Her message: ‘Fight Against Human Trafficking’.
Kanchhi Maya Tamang, a trafficking survivor, summited Mt Everest with the message on Sunday, becoming the first to climb the world’s highest peak for women empowerment and gender equality, according to UN Women Nepal.
She is also the first Tamang woman from Nepal to scale the 8,848-metre peak.
Tamang also carried a banner through her arduous trek that read, “We are people, not property”.
Not alone in her belief, the returnee migrant worker from Sindhupalchowk -- a three-hour drive from capital Kathmandu -- was accompanied by 19 other climbers who found a fair weather to make final summit pushes.
Tamang reached the peak at 6:00 am, officials said.
In association with UN Women, Tamang and Pemba Dorje Sherpa climbed Mt Everest to spread the message from the roof of the world.
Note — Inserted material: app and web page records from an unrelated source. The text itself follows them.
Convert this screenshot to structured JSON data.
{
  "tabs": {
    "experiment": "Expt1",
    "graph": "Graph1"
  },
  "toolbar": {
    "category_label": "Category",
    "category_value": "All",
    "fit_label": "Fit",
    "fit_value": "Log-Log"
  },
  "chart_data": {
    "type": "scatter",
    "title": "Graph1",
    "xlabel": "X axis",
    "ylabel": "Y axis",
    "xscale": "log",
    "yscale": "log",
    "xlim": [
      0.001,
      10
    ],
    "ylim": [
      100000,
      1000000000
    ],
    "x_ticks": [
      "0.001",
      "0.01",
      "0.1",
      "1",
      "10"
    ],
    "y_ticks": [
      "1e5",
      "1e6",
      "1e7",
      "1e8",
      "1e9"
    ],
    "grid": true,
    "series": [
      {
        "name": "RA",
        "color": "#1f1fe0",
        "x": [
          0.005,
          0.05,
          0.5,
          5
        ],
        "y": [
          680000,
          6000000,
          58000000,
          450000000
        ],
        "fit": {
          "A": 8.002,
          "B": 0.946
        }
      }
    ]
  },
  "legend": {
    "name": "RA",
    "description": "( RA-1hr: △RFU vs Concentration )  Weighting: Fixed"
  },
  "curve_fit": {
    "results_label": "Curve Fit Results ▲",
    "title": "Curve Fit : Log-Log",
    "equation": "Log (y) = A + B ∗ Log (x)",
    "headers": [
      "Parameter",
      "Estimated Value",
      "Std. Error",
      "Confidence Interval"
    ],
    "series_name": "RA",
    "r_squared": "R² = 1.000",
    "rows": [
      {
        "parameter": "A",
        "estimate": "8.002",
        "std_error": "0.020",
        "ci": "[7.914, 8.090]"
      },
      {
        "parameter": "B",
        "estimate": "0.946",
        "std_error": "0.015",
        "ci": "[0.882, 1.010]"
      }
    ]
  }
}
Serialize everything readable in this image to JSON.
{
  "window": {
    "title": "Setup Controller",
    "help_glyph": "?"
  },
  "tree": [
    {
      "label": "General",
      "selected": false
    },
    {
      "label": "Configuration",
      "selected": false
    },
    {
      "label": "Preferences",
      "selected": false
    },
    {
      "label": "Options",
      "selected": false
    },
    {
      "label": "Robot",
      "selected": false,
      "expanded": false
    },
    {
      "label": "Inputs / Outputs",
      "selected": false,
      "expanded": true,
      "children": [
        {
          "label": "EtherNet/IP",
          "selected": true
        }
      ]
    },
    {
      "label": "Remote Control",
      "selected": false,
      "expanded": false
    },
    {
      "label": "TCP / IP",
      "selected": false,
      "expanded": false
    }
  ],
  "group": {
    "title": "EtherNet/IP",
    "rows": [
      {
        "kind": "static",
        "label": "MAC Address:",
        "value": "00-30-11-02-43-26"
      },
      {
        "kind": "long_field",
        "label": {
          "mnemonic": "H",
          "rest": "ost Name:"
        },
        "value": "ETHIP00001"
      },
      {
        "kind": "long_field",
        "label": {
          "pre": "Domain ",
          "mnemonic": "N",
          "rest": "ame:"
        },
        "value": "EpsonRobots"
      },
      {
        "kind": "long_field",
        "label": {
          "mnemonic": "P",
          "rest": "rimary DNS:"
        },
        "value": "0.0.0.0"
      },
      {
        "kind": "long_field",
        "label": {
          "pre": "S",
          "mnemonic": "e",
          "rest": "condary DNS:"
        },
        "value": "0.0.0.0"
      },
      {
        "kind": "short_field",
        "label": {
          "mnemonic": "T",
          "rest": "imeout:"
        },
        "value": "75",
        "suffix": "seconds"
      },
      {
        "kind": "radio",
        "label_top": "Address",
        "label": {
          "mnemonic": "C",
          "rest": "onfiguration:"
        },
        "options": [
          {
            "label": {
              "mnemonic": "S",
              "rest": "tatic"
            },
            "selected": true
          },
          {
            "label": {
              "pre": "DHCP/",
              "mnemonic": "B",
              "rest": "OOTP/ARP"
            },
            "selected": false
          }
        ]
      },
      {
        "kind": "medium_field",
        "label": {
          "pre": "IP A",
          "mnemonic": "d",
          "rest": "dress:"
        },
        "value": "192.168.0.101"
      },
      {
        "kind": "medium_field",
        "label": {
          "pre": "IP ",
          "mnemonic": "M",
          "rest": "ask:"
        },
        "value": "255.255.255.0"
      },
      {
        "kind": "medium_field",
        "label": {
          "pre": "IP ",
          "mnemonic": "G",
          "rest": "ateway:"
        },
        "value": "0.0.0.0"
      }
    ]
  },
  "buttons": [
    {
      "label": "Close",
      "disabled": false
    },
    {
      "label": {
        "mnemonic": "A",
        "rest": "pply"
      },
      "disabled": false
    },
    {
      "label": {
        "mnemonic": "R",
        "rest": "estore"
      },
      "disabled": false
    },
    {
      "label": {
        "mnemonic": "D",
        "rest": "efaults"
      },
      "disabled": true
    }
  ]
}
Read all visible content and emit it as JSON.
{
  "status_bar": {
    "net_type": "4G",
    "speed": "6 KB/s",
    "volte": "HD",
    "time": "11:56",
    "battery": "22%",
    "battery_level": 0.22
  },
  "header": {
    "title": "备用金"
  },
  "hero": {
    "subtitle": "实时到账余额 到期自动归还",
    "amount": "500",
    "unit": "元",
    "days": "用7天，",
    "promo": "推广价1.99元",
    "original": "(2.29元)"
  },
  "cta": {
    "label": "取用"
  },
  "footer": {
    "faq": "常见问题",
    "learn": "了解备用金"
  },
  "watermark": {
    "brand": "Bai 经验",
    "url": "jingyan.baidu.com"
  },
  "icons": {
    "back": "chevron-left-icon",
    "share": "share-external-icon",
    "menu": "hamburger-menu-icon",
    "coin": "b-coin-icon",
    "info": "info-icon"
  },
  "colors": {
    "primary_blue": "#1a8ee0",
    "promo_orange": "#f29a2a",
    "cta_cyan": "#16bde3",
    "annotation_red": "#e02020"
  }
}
It was the first time that someone climbed Mt Everest for women’s empowerment and gender equality,
“Dorje has scaled Mt Everest 16 times,” said Gyanendra Shrestha, a liaison officer at the ministry of culture, tourism and civil aviation.
Besides Kanchhi Maya and Pemba Dorje, the 19 other climbers included nine Nepalese and the rest were foreigners.
Everest has seen a record number of climbers this season due to a backlog resulting from the 2014 and 2015 avalanches.
More than 375 climbers from around the world have been waiting for weather to improve to make summit attempts.
As many as 25 climbers, including six Indians, stood atop the world’s highest peak from the Tibetan side after nine rope-fixing Sherpas opened a climbing route to the summit point earlier this month.
Officials say nearly 150 climbers will make their final summit pushes from north side within the next couple of days.